In a Thursday press conference, U.S. Attorney General Loretta Lynch announced that 16 additional FIFA officials have been indicted on charges of racketeering, conspiracy and corruption charges.
Eight defendants in the case have also pleaded guilty, including former CONCACAF president Jeffrey Webb, whose evidence assisted in the latest round of indictments.
“We stated our determination to root out corruption and bring the wrong-doers to justice and hold the corrupt individuals accountable," Lynch said on Thursday. “Each of the 16 new defendants is charged with racketeering conspiracy and sustained abuse of their positions to achieve financial gain.

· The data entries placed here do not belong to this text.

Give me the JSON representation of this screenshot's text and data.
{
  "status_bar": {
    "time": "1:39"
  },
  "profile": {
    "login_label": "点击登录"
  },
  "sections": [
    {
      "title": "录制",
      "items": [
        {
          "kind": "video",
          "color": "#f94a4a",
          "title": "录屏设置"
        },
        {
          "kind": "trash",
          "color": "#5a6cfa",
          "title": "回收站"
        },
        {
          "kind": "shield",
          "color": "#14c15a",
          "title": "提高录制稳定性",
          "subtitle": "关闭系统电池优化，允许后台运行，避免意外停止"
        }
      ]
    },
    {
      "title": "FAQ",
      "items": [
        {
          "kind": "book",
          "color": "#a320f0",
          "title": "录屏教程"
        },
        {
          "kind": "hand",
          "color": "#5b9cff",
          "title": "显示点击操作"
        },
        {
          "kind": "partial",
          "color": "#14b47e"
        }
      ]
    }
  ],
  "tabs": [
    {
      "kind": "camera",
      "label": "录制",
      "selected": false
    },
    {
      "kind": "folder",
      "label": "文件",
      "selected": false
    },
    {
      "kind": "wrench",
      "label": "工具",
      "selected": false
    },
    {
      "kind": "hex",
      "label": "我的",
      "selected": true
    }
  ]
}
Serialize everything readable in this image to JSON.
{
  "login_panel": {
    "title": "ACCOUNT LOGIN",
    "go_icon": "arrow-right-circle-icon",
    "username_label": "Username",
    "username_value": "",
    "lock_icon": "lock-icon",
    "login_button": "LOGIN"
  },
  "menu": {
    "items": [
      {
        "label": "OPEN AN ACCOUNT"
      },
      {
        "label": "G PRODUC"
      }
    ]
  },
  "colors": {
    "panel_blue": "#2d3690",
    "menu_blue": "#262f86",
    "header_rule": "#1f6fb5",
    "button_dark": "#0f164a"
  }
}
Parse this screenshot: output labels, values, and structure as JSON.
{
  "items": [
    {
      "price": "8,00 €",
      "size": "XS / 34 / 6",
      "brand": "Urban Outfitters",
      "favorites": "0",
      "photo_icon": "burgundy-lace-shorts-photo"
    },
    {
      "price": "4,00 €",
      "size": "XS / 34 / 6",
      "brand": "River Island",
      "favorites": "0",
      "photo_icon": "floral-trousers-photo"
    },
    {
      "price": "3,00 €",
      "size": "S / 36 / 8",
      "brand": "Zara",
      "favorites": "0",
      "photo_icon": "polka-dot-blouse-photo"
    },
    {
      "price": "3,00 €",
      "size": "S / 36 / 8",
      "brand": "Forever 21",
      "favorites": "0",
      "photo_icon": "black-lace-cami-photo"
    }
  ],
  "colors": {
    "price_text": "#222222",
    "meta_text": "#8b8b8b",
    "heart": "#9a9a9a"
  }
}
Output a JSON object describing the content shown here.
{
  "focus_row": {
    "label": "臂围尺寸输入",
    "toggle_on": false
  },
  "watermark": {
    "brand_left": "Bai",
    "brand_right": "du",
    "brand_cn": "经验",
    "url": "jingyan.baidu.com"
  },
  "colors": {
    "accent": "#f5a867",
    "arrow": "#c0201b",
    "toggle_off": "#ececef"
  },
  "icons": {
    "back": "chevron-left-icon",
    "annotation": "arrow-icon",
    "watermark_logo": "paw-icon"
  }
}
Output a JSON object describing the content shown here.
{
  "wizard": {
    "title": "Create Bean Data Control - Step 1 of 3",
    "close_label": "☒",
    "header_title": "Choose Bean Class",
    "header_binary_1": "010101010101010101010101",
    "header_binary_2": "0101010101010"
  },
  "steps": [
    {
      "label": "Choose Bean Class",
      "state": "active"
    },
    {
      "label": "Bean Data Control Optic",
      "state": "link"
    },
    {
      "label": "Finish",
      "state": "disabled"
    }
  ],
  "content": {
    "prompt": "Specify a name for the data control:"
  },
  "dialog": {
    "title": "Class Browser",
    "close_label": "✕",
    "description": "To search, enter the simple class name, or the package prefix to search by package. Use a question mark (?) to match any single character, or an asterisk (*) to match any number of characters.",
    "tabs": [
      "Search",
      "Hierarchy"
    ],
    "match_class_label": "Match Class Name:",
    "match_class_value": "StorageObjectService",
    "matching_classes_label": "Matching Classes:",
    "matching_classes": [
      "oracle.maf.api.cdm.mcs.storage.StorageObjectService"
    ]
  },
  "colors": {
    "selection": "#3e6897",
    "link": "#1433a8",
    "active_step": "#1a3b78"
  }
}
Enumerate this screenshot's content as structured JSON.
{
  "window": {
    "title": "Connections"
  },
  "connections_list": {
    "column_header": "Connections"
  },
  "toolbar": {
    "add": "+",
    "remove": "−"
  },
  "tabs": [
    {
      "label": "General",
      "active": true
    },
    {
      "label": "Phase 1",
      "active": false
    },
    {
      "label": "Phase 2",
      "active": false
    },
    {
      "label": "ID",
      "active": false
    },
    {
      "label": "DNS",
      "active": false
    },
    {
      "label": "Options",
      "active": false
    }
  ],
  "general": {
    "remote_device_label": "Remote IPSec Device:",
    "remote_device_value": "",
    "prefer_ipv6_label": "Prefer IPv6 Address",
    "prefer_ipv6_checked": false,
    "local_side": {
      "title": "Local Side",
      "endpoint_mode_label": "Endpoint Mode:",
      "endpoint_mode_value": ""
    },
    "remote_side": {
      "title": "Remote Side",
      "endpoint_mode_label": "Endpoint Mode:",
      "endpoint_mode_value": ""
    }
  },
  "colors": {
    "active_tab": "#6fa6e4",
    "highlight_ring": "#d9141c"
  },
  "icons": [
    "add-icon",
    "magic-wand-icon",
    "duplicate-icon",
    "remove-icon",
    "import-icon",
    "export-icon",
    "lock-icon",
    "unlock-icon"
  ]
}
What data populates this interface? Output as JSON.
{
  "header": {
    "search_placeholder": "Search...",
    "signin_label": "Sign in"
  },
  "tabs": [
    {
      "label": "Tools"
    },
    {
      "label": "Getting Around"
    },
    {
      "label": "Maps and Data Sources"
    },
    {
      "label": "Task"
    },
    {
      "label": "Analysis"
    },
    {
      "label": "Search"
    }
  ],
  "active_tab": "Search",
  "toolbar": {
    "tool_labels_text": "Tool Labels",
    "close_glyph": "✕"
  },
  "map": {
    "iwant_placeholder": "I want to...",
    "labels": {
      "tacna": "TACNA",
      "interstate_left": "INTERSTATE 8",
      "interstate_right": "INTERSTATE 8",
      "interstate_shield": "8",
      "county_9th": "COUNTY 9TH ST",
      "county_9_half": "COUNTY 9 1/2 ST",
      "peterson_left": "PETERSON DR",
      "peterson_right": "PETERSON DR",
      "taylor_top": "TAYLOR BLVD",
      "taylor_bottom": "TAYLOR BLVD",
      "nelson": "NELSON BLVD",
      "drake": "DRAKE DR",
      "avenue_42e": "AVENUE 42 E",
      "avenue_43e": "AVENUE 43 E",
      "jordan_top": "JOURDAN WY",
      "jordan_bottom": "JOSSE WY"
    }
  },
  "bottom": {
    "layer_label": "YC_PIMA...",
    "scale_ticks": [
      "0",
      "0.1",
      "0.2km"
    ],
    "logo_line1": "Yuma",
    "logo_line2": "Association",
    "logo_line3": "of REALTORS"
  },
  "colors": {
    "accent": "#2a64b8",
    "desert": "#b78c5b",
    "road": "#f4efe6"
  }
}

We are working to secure the arrest and extradition of further defendants in other countries.”
The news of the superseding indictments comes in the wake of a series of arrests of FIFA officials Thursday morning, which took place at the Baur au Lac hotel in Zurich.
Current CONCACAF president Alfredo Hawit,CONMEBOL president Juan Angel Napout and the former and current president of the Brazil soccer federation, Ricardo Teixeira and Marco Polo del Nero, were notables among the 16 indictments.
Other officials listed as defendants in the case include Luis Chiriboga, current Ecuardorian federation president and CONMEBOL executive committee member; Eduardo Deluca and Jose Luis Meiszner, former CONMEBOL general secretaries; Romer Osuna, current member of the FIFA Audit and Compliance Committee; Hector Trujillo, Guatemalan federation general secretary and judge on the Constitutional Court of Guatemala; Reynaldo Vasquez, former Salvadoran soccer federation president; Manuel Burga, current FIFA Development Committee member; Carlos Chavez, current CONMEBOL treasurer; Ariel Alvarado, current member of the FIFA Disciplinary Committee; Rafael Callejas, former president of Honduras; Brayan Jimenez, current Guatemalan soccer federation president; Rafael Salguero, former FIFA Executive Committee member.
The FIFA indictment, which is 236 pages in length, says that the “criminal schemes” involved “well over $200 million in bribes and kickbacks,” and describes the defendants’ use of the U.S. banking system for its scamming, reportsThe New York Times.
According to The Times’ report, the indictment also claims that Aaron Davidson, the former president of Traffic Sports USA, and Hawit tried to cover up illegal activity once they discovered law enforcement was searching for evidence.
“The message from this announcement should be clear to every culpable individual who remains in the shadows, hoping to evade our investigation,” Lynch added. “You will not wait us out. You will not escape our focus.”
The new arrests are part of an ongoing U.S. investigation into widespread corruption in international soccer, and follow the May arrests of several top FIFA officials at the same hotel.
During the first wave of arrests in May, 14 top soccer officials were arrested and indicted by the United States on corruption charges including racketeering, money laundering and wire fraud. Switzerland has opened a separate investigation into potential corruption involving Russia and Qatar’s successful World Cup bids.
FIFA president Sepp Blatter will not face arrest, according toThe New York Times.